» REQUIRED ACTION:
Return, from the material below, each line in which "title" occurs.

>>>

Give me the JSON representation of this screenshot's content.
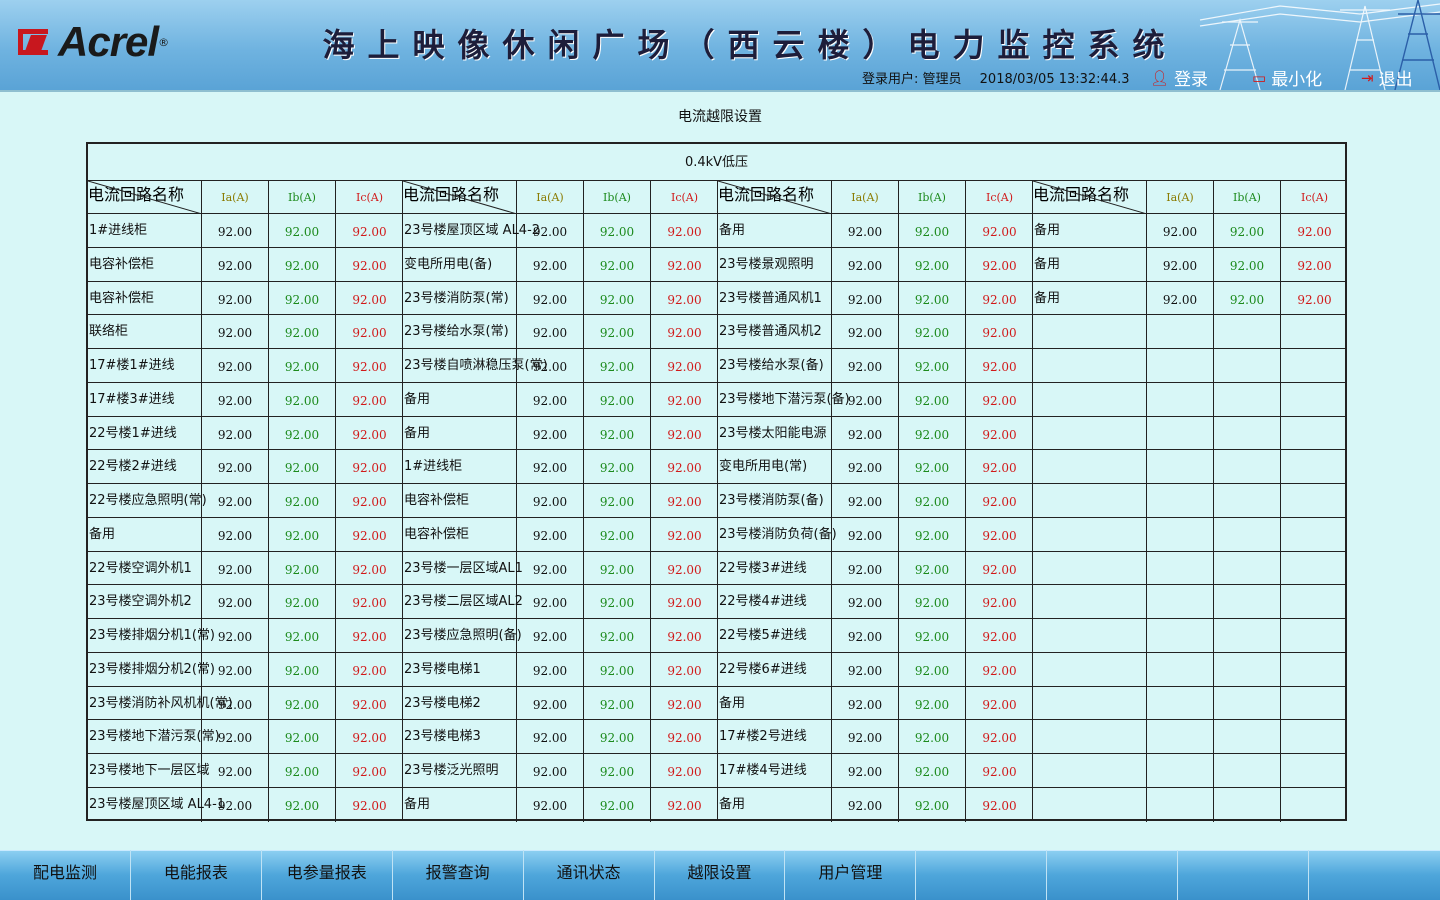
{
  "header": {
    "brand": "Acrel",
    "brand_mark": "®",
    "title": "海上映像休闲广场（西云楼）电力监控系统",
    "user_label": "登录用户: 管理员",
    "datetime": "2018/03/05 13:32:44.3",
    "login": "登录",
    "minimize": "最小化",
    "exit": "退出"
  },
  "page": {
    "title": "电流越限设置",
    "section": "0.4kV低压",
    "diag_top": "电流",
    "diag_bottom": "回路名称",
    "col_ia": "Ia(A)",
    "col_ib": "Ib(A)",
    "col_ic": "Ic(A)"
  },
  "groups": [
    {
      "rows": [
        {
          "name": "1#进线柜",
          "ia": "92.00",
          "ib": "92.00",
          "ic": "92.00"
        },
        {
          "name": "电容补偿柜",
          "ia": "92.00",
          "ib": "92.00",
          "ic": "92.00"
        },
        {
          "name": "电容补偿柜",
          "ia": "92.00",
          "ib": "92.00",
          "ic": "92.00"
        },
        {
          "name": "联络柜",
          "ia": "92.00",
          "ib": "92.00",
          "ic": "92.00"
        },
        {
          "name": "17#楼1#进线",
          "ia": "92.00",
          "ib": "92.00",
          "ic": "92.00"
        },
        {
          "name": "17#楼3#进线",
          "ia": "92.00",
          "ib": "92.00",
          "ic": "92.00"
        },
        {
          "name": "22号楼1#进线",
          "ia": "92.00",
          "ib": "92.00",
          "ic": "92.00"
        },
        {
          "name": "22号楼2#进线",
          "ia": "92.00",
          "ib": "92.00",
          "ic": "92.00"
        },
        {
          "name": "22号楼应急照明(常)",
          "ia": "92.00",
          "ib": "92.00",
          "ic": "92.00"
        },
        {
          "name": "备用",
          "ia": "92.00",
          "ib": "92.00",
          "ic": "92.00"
        },
        {
          "name": "22号楼空调外机1",
          "ia": "92.00",
          "ib": "92.00",
          "ic": "92.00"
        },
        {
          "name": "23号楼空调外机2",
          "ia": "92.00",
          "ib": "92.00",
          "ic": "92.00"
        },
        {
          "name": "23号楼排烟分机1(常)",
          "ia": "92.00",
          "ib": "92.00",
          "ic": "92.00"
        },
        {
          "name": "23号楼排烟分机2(常)",
          "ia": "92.00",
          "ib": "92.00",
          "ic": "92.00"
        },
        {
          "name": "23号楼消防补风机机(常)",
          "ia": "92.00",
          "ib": "92.00",
          "ic": "92.00"
        },
        {
          "name": "23号楼地下潜污泵(常)",
          "ia": "92.00",
          "ib": "92.00",
          "ic": "92.00"
        },
        {
          "name": "23号楼地下一层区域",
          "ia": "92.00",
          "ib": "92.00",
          "ic": "92.00"
        },
        {
          "name": "23号楼屋顶区域 AL4-1",
          "ia": "92.00",
          "ib": "92.00",
          "ic": "92.00"
        }
      ]
    },
    {
      "rows": [
        {
          "name": "23号楼屋顶区域 AL4-2",
          "ia": "92.00",
          "ib": "92.00",
          "ic": "92.00"
        },
        {
          "name": "变电所用电(备)",
          "ia": "92.00",
          "ib": "92.00",
          "ic": "92.00"
        },
        {
          "name": "23号楼消防泵(常)",
          "ia": "92.00",
          "ib": "92.00",
          "ic": "92.00"
        },
        {
          "name": "23号楼给水泵(常)",
          "ia": "92.00",
          "ib": "92.00",
          "ic": "92.00"
        },
        {
          "name": "23号楼自喷淋稳压泵(常)",
          "ia": "92.00",
          "ib": "92.00",
          "ic": "92.00"
        },
        {
          "name": "备用",
          "ia": "92.00",
          "ib": "92.00",
          "ic": "92.00"
        },
        {
          "name": "备用",
          "ia": "92.00",
          "ib": "92.00",
          "ic": "92.00"
        },
        {
          "name": "1#进线柜",
          "ia": "92.00",
          "ib": "92.00",
          "ic": "92.00"
        },
        {
          "name": "电容补偿柜",
          "ia": "92.00",
          "ib": "92.00",
          "ic": "92.00"
        },
        {
          "name": "电容补偿柜",
          "ia": "92.00",
          "ib": "92.00",
          "ic": "92.00"
        },
        {
          "name": "23号楼一层区域AL1",
          "ia": "92.00",
          "ib": "92.00",
          "ic": "92.00"
        },
        {
          "name": "23号楼二层区域AL2",
          "ia": "92.00",
          "ib": "92.00",
          "ic": "92.00"
        },
        {
          "name": "23号楼应急照明(备)",
          "ia": "92.00",
          "ib": "92.00",
          "ic": "92.00"
        },
        {
          "name": "23号楼电梯1",
          "ia": "92.00",
          "ib": "92.00",
          "ic": "92.00"
        },
        {
          "name": "23号楼电梯2",
          "ia": "92.00",
          "ib": "92.00",
          "ic": "92.00"
        },
        {
          "name": "23号楼电梯3",
          "ia": "92.00",
          "ib": "92.00",
          "ic": "92.00"
        },
        {
          "name": "23号楼泛光照明",
          "ia": "92.00",
          "ib": "92.00",
          "ic": "92.00"
        },
        {
          "name": "备用",
          "ia": "92.00",
          "ib": "92.00",
          "ic": "92.00"
        }
      ]
    },
    {
      "rows": [
        {
          "name": "备用",
          "ia": "92.00",
          "ib": "92.00",
          "ic": "92.00"
        },
        {
          "name": "23号楼景观照明",
          "ia": "92.00",
          "ib": "92.00",
          "ic": "92.00"
        },
        {
          "name": "23号楼普通风机1",
          "ia": "92.00",
          "ib": "92.00",
          "ic": "92.00"
        },
        {
          "name": "23号楼普通风机2",
          "ia": "92.00",
          "ib": "92.00",
          "ic": "92.00"
        },
        {
          "name": "23号楼给水泵(备)",
          "ia": "92.00",
          "ib": "92.00",
          "ic": "92.00"
        },
        {
          "name": "23号楼地下潜污泵(备)",
          "ia": "92.00",
          "ib": "92.00",
          "ic": "92.00"
        },
        {
          "name": "23号楼太阳能电源",
          "ia": "92.00",
          "ib": "92.00",
          "ic": "92.00"
        },
        {
          "name": "变电所用电(常)",
          "ia": "92.00",
          "ib": "92.00",
          "ic": "92.00"
        },
        {
          "name": "23号楼消防泵(备)",
          "ia": "92.00",
          "ib": "92.00",
          "ic": "92.00"
        },
        {
          "name": "23号楼消防负荷(备)",
          "ia": "92.00",
          "ib": "92.00",
          "ic": "92.00"
        },
        {
          "name": "22号楼3#进线",
          "ia": "92.00",
          "ib": "92.00",
          "ic": "92.00"
        },
        {
          "name": "22号楼4#进线",
          "ia": "92.00",
          "ib": "92.00",
          "ic": "92.00"
        },
        {
          "name": "22号楼5#进线",
          "ia": "92.00",
          "ib": "92.00",
          "ic": "92.00"
        },
        {
          "name": "22号楼6#进线",
          "ia": "92.00",
          "ib": "92.00",
          "ic": "92.00"
        },
        {
          "name": "备用",
          "ia": "92.00",
          "ib": "92.00",
          "ic": "92.00"
        },
        {
          "name": "17#楼2号进线",
          "ia": "92.00",
          "ib": "92.00",
          "ic": "92.00"
        },
        {
          "name": "17#楼4号进线",
          "ia": "92.00",
          "ib": "92.00",
          "ic": "92.00"
        },
        {
          "name": "备用",
          "ia": "92.00",
          "ib": "92.00",
          "ic": "92.00"
        }
      ]
    },
    {
      "rows": [
        {
          "name": "备用",
          "ia": "92.00",
          "ib": "92.00",
          "ic": "92.00"
        },
        {
          "name": "备用",
          "ia": "92.00",
          "ib": "92.00",
          "ic": "92.00"
        },
        {
          "name": "备用",
          "ia": "92.00",
          "ib": "92.00",
          "ic": "92.00"
        },
        {
          "name": "",
          "ia": "",
          "ib": "",
          "ic": ""
        },
        {
          "name": "",
          "ia": "",
          "ib": "",
          "ic": ""
        },
        {
          "name": "",
          "ia": "",
          "ib": "",
          "ic": ""
        },
        {
          "name": "",
          "ia": "",
          "ib": "",
          "ic": ""
        },
        {
          "name": "",
          "ia": "",
          "ib": "",
          "ic": ""
        },
        {
          "name": "",
          "ia": "",
          "ib": "",
          "ic": ""
        },
        {
          "name": "",
          "ia": "",
          "ib": "",
          "ic": ""
        },
        {
          "name": "",
          "ia": "",
          "ib": "",
          "ic": ""
        },
        {
          "name": "",
          "ia": "",
          "ib": "",
          "ic": ""
        },
        {
          "name": "",
          "ia": "",
          "ib": "",
          "ic": ""
        },
        {
          "name": "",
          "ia": "",
          "ib": "",
          "ic": ""
        },
        {
          "name": "",
          "ia": "",
          "ib": "",
          "ic": ""
        },
        {
          "name": "",
          "ia": "",
          "ib": "",
          "ic": ""
        },
        {
          "name": "",
          "ia": "",
          "ib": "",
          "ic": ""
        },
        {
          "name": "",
          "ia": "",
          "ib": "",
          "ic": ""
        }
      ]
    }
  ],
  "nav": [
    "配电监测",
    "电能报表",
    "电参量报表",
    "报警查询",
    "通讯状态",
    "越限设置",
    "用户管理",
    "",
    "",
    "",
    ""
  ],
  "colors": {
    "ia": "#111111",
    "ib": "#1c8a1c",
    "ic": "#d11a1a",
    "brand_red": "#c8171e"
  }
}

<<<

» RESPONSE:
    "title": "海上映像休闲广场（西云楼）电力监控系统",
    "title": "电流越限设置",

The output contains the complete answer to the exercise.